Visio Background Pages
By stretch | Monday, July 25, 2011 at 2:26 a.m. UTC
Visio drawings often have multiple pages which are used to convey various subsets of information. For example, you might maintain separate layer two and layer three views of a network topology (which is generally a good idea) or include ancillary illustrations of WAN connectivity, equipment rack diagrams, and so forth. When you create a multi-page Visio document, there is typically some information you want to display consistently on all pages, such as your company logo, revision control information, or distribution restrictions. Rather than replicate these objects by hand, you can employ a background page to apply a consistent look to all pages within a drawing.
Suppose we've started creating a new network design with separate pages for both layer two and layer three. Before we work any further on the design, we want to touch it up by adding a title and some revision information in the top corners. We'll put these shapes on a new third page to be used as the background page. Click the Insert Page tab at bottom left next to the existing pages and rename the new page to Background (or whatever you'd prefer to call it).
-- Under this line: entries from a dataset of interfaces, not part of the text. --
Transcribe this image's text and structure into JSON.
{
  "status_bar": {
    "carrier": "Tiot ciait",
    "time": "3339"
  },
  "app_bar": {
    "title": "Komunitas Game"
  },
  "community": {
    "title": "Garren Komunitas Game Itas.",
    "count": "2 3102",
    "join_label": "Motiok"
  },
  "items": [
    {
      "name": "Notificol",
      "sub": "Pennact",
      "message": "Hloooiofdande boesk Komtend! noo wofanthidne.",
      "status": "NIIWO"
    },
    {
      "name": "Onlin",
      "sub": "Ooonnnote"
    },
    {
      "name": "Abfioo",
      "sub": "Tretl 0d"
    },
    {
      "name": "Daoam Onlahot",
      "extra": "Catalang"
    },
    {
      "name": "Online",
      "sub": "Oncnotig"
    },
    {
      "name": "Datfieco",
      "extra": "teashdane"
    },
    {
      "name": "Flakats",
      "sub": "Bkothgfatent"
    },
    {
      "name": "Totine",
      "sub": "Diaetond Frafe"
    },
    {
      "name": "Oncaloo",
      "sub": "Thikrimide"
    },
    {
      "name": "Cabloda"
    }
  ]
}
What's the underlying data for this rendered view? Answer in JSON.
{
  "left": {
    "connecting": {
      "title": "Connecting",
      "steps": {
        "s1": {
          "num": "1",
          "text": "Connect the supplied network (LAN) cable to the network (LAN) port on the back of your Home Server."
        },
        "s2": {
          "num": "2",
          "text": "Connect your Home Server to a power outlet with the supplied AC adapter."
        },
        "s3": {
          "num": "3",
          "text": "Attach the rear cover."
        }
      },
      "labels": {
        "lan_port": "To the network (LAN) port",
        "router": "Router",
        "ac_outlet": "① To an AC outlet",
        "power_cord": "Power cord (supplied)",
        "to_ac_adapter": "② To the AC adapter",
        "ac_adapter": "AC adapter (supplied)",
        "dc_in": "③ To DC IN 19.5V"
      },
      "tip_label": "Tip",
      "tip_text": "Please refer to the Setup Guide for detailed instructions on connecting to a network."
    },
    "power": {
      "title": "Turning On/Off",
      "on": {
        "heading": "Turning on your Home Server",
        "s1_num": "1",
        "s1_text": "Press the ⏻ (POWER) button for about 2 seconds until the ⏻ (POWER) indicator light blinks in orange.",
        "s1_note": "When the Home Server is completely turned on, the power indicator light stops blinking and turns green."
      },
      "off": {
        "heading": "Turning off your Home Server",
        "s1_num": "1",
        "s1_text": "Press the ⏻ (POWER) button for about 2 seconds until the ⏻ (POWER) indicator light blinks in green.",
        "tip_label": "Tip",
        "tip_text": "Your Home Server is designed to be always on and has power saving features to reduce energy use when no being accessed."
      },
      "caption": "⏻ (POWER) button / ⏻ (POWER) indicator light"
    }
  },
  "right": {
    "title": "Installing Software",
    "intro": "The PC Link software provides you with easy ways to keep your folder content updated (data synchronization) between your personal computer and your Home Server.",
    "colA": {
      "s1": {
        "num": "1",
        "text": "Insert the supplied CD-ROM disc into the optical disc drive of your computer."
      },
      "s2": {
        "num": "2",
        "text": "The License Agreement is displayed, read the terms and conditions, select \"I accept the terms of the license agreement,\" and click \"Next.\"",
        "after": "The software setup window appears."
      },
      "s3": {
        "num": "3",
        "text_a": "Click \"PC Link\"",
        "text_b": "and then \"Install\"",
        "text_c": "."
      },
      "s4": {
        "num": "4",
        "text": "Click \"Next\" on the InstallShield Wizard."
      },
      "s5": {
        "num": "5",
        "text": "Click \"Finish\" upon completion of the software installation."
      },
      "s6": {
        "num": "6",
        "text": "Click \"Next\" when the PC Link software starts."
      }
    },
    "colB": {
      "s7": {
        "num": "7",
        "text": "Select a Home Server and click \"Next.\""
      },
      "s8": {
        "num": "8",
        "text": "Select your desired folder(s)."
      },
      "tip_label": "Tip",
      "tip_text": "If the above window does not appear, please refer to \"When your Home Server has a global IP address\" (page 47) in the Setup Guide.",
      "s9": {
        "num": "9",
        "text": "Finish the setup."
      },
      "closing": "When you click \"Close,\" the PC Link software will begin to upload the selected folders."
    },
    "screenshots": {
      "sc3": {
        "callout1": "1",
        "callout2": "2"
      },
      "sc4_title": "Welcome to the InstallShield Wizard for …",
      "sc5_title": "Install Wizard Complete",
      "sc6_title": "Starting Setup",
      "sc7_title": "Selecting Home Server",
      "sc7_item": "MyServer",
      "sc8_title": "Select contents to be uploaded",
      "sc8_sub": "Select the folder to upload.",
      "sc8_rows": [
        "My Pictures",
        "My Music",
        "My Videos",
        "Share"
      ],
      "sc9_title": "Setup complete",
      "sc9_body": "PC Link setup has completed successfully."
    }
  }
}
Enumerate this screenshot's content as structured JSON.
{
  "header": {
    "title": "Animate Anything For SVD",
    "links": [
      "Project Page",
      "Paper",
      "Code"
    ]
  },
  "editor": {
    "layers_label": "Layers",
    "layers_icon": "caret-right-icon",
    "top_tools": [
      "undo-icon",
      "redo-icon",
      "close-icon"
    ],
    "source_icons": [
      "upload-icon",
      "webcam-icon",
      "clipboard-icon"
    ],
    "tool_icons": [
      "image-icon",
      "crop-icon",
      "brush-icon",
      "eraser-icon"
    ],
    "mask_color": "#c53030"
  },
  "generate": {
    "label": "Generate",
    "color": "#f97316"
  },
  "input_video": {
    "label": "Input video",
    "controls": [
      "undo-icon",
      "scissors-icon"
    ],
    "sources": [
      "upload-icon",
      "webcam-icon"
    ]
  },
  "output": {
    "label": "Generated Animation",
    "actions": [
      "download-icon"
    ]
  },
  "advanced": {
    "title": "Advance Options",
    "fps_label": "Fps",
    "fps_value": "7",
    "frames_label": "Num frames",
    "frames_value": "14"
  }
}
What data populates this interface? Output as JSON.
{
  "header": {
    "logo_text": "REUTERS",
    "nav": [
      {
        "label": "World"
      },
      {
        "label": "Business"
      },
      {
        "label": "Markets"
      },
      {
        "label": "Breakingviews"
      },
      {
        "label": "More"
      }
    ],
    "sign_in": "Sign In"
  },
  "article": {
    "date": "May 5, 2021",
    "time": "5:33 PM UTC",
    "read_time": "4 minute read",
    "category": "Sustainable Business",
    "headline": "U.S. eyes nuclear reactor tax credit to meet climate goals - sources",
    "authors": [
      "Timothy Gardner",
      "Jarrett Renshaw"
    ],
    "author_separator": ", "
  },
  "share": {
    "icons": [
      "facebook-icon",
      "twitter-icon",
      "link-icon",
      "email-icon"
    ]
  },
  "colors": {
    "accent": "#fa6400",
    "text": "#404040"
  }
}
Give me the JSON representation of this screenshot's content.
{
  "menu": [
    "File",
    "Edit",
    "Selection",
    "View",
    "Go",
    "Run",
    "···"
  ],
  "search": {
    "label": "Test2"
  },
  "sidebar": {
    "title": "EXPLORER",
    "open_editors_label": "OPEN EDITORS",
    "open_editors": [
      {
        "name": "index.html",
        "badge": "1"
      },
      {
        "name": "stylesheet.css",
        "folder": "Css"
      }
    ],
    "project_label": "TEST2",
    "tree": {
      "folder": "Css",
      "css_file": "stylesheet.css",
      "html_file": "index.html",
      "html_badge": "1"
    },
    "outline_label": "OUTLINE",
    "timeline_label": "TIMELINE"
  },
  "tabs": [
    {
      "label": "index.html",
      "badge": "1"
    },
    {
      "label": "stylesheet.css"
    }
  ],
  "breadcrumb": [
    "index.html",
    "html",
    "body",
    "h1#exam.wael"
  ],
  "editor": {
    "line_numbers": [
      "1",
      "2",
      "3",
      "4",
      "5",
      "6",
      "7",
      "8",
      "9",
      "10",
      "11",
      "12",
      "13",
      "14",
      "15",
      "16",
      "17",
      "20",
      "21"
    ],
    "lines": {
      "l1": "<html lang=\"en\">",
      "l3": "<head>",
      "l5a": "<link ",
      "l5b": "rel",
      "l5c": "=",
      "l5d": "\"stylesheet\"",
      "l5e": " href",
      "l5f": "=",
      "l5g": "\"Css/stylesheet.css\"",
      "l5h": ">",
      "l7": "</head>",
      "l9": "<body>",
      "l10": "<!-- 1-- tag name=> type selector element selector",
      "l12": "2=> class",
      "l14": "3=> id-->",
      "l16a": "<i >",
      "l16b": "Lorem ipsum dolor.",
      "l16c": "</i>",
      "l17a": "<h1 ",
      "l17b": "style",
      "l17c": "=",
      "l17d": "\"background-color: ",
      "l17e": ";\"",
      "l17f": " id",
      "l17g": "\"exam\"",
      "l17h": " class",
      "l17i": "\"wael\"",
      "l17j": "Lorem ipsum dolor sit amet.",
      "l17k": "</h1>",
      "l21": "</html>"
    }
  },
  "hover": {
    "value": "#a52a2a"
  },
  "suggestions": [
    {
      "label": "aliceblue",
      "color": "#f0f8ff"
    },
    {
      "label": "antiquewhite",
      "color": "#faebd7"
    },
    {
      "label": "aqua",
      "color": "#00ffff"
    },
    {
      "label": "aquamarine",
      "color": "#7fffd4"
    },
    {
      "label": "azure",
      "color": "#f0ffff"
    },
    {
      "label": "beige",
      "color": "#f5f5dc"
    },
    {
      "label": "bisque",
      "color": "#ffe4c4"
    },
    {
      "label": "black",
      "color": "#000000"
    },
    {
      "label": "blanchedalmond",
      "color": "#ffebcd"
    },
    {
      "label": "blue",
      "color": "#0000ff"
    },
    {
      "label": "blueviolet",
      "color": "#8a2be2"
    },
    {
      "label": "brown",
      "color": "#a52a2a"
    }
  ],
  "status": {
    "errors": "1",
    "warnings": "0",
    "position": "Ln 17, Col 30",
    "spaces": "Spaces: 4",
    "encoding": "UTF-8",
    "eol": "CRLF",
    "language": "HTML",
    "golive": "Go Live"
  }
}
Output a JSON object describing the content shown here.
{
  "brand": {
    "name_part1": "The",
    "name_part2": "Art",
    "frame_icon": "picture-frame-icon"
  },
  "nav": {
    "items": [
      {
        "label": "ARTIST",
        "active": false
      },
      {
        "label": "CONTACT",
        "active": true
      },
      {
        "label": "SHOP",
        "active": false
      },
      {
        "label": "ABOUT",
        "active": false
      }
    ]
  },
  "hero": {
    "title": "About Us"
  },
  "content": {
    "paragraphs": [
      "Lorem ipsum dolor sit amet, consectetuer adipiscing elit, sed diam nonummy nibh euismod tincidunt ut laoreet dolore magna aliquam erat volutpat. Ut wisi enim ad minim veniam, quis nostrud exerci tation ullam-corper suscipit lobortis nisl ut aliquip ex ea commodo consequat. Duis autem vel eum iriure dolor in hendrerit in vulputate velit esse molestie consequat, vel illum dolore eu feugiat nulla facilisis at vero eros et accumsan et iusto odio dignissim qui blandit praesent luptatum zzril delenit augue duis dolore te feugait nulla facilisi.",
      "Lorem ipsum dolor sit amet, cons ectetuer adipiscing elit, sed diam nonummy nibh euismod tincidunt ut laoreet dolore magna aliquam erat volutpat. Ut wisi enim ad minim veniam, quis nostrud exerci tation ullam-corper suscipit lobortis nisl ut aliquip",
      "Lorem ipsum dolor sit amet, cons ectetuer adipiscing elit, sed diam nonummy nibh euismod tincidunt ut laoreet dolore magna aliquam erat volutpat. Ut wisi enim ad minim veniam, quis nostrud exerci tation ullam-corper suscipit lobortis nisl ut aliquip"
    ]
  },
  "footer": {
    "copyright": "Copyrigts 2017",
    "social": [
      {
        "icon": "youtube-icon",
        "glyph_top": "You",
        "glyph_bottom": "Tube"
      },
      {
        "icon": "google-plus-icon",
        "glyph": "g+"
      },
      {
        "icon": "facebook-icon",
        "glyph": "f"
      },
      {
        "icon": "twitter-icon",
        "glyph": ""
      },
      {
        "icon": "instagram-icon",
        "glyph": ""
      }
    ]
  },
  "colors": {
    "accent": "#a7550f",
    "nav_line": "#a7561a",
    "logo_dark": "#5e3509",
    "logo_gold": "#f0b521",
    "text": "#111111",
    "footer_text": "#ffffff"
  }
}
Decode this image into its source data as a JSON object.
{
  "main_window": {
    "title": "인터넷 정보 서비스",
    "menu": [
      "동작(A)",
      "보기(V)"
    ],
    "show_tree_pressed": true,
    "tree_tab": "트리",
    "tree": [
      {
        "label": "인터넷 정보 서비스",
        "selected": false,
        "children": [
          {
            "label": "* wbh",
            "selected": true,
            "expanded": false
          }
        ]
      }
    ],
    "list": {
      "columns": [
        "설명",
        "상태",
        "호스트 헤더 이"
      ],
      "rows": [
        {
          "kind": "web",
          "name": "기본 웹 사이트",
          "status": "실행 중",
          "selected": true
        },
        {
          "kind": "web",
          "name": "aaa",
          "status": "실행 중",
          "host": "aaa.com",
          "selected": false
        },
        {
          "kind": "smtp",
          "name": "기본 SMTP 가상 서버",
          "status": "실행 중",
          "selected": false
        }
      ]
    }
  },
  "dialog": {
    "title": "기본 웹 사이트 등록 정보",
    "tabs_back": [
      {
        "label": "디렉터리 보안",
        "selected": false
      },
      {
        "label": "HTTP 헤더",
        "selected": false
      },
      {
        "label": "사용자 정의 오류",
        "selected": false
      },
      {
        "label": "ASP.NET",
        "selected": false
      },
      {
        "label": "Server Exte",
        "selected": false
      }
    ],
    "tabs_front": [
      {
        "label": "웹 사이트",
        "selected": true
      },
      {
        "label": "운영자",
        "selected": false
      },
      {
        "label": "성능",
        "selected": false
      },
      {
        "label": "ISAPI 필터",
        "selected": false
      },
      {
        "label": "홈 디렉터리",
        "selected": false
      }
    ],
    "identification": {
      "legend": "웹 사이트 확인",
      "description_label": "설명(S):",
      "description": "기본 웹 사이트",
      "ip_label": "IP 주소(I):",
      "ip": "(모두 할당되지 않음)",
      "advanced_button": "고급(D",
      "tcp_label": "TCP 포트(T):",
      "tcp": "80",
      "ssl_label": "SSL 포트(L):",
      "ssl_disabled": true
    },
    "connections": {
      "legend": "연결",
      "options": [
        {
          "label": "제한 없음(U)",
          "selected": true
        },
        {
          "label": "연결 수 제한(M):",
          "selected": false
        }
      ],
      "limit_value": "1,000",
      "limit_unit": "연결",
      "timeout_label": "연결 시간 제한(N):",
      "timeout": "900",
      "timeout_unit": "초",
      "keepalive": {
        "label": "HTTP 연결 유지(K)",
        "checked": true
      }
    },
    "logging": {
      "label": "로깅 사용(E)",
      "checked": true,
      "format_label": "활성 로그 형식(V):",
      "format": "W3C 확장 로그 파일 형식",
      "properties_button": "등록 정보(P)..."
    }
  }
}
On the new page, we'll add a simple document title and subtitle to the top left corner and a revision information block to the top right corner. (The revisions table shape can be found under Visio Extras > Title Blocks. Simply add multiple copies of the shape to form a table.)
Next we need to set our new page to serve as a background page for the other two in the drawing. Right-click the Background page tab and select Page Setup. Under the Page Properties tab, set the page type to Background.
Notice that after applying the change, the page tab becomes italicized, indicating that it is now a background page.
Now right-click the first page of the document and select Page Setup. Under the Page Properties tab, set its background page to Background and apply. Repeat this configuration for the second foreground page as well.
Notice that the title and revisions block from the background page now appear on both of the foreground pages.
Background shapes cannot be selected or modified while editing a foreground page. This ensures that we don't accidentally modify the background layout while working on the foreground. This behavior makes background pages useful for keeping ancillary shapes out of the way even in documents with only a single foreground page.
Background pages can be nested to multiple levels. For example, you might have two foreground pages which have a background page with "Phase 1" information and another two with a background page with "Phase 2" information. Both of these background pages could then share a common base template or graphic background page which would display across all four foreground pages.
Posted in Visio
July 25, 2011 at 2:48 a.m. UTC
Great article. Keep the Visio lessons coming.
July 25, 2011 at 1:29 p.m. UTC
This is great. Have to keep in mind if you want to have portrait and landscape pages that your background is the right dimensions to work on both layouts.
Or have two backgrounds.
July 27, 2011 at 4:35 a.m. UTC
Good article packet life :)
July 27, 2011 at 11:37 p.m. UTC
We actually use the same approach in our company to keep track of the network topology. Same Layer 2, 3 and background pages.
It is kind of a long stretch, but can I ask you to put one example Visio file in the Library. I am really curious what information you like to have and how actually is represented. Ours look terrible and I think it is time to do them again!
November 15, 2011 at 11:01 p.m. UTC
good post and great explanation
November 16, 2011 at 6:04 p.m. UTC
When you place fields on a background page. The information displayed reflects the foreground page it is attached to. So you can place things like Page name and page number on the background and this will reflect these values of the foreground page. Great way for keeping this information in the same position on all pages.
December 6, 2011 at 12:40 a.m. UTC
So we're doing this with great success however when we do the Save to PDF function our backgrounds get dropped out.
January 13, 2012 at 3:31 p.m. UTC
Thanks... and I thought I knew it all... Great tip
July 10, 2015 at 4:47 a.m. UTC
Excellent little tutorial for creating a backgound "title sheet" ... many thanks!